- Add the beansprouts, ginger, more oil if necessary, and cook for 3 minutes or until the carrot starts to brown.
- Pour in the soy sauce and vinegar and toss until the carrot and beansprouts have absorbed all the liquid. You want the mixture to be quite dry so that it won’t seep through the spring roll wrappers. Remove the carrot filling from the heat.
- Add the remaining uncooked carrot to the filling, along with the cilantro and stir.
- Cook the glass noodles in a saucepan of boiling water for 1 minute. Drain and wash with cold water to remove any starch.
- Crack an egg into a bowl and lightly whisk with a splash of water. Now create a mini production line with all your ingredients: your carrot filling, the noodles, the nori, the sesame seeds and egg wash.

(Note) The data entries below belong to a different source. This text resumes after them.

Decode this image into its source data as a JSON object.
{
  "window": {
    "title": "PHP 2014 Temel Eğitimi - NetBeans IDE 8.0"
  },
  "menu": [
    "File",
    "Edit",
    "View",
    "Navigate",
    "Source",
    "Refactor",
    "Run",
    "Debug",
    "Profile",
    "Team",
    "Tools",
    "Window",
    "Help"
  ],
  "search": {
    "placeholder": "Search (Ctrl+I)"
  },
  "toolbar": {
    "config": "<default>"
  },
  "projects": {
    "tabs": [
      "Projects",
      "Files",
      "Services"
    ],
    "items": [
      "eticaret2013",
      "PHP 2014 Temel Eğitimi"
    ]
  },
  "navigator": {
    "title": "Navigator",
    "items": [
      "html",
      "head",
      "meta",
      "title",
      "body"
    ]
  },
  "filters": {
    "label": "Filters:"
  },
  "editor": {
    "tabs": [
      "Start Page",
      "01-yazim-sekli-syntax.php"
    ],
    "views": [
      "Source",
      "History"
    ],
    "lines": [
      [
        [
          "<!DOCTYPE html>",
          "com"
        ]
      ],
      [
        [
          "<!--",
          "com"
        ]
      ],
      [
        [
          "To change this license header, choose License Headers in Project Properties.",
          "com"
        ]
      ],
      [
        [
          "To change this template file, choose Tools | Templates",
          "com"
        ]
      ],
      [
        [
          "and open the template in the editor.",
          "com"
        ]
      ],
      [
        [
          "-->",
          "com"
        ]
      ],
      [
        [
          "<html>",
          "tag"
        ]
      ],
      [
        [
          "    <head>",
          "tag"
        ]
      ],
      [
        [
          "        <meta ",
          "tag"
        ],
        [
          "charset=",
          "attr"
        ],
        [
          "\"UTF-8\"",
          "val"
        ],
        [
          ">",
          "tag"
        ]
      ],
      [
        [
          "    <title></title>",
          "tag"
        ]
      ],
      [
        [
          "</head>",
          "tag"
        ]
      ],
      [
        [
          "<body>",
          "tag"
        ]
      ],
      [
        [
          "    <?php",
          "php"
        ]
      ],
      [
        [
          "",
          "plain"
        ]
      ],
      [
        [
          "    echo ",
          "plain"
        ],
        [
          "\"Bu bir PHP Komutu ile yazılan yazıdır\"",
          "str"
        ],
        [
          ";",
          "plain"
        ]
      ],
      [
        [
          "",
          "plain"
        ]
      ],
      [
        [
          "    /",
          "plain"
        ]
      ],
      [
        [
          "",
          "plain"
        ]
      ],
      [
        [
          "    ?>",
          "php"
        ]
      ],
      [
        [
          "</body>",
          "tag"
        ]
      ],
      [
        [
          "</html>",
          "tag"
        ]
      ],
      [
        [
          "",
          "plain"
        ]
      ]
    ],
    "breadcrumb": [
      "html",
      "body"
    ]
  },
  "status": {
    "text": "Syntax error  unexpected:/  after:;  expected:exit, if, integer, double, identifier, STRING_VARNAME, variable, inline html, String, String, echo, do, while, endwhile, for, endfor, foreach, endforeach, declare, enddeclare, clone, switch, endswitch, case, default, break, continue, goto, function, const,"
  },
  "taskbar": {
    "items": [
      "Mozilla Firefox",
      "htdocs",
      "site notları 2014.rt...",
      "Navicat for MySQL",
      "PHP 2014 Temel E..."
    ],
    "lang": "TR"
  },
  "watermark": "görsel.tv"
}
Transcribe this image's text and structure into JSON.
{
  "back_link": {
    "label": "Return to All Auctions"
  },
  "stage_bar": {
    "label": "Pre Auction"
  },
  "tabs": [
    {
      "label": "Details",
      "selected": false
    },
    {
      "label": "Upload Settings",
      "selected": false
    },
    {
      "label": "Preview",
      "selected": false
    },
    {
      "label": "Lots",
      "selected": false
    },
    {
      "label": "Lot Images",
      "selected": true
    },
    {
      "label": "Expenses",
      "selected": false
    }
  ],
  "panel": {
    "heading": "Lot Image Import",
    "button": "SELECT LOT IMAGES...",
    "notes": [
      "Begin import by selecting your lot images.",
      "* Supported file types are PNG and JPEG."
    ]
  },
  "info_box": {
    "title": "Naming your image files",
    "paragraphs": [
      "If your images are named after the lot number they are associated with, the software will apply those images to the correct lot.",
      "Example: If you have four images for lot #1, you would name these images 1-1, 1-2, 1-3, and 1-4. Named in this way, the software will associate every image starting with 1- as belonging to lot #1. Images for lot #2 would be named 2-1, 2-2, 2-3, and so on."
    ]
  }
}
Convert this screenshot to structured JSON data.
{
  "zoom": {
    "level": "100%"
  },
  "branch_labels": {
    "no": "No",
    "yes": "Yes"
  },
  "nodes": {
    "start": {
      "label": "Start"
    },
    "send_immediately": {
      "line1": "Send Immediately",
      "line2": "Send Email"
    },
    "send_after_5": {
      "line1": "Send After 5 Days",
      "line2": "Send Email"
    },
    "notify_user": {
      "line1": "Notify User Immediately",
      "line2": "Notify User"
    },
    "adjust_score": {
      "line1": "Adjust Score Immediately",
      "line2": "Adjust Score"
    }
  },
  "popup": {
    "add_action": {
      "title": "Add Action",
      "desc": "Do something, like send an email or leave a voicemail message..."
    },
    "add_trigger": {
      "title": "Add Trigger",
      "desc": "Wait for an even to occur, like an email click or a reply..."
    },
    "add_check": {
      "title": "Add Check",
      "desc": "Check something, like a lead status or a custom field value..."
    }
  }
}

- Time for the fiddly bit. Take a spring roll wrapper and lay it on a flat surface. Place half a sheet of nori on the wrapper. Add a tablespoon of carrot filling about 2 inches below the middle, and top with a chopstick pinch of noodles.
- To wrap, pull the bottom edge of the spring roll over the filling and roll away from you, making sure the filling is snugly inside. Once you’ve rolled half the wrapper, fold in the sides, as if wrapping a present. Try to make sure there are no gaps in the folds otherwise oil will seep in when frying, and leave the roll tasting greasy. Once the sides are in, finish rolling. Brush a bit of egg washon the edge of the spring roll to seal it.
- Brush the outside of the spring roll with the egg wash and then sprinkle the sesame seeds on either side of the roll. Repeat with the remaining rolls.
- Prepare a paper-towel-lined rack. In a deep fat fryer, or large saucepan, heat the olive oil to 320°F. Fry your spring rolls 1 or 2 at a time, always making sure the oil temperature stays hot. Turn them over halfway through cooking. When they turn a golden color, remove onto the paper towel and allow any excess oil to drain.
- These should be eaten when hot and crispy. If giving as a gift, do so before deep-frying.
Eat Boutique is the go-to resource for all things food gifts, including one-of-a-kind, small-batch products and inspirational articles. We’ve got food gifts in our award-winning shop and story-driven recipes for everyday cravings, special occasions, and for anyone who needs a little food gift love—and, really, who doesn’t?!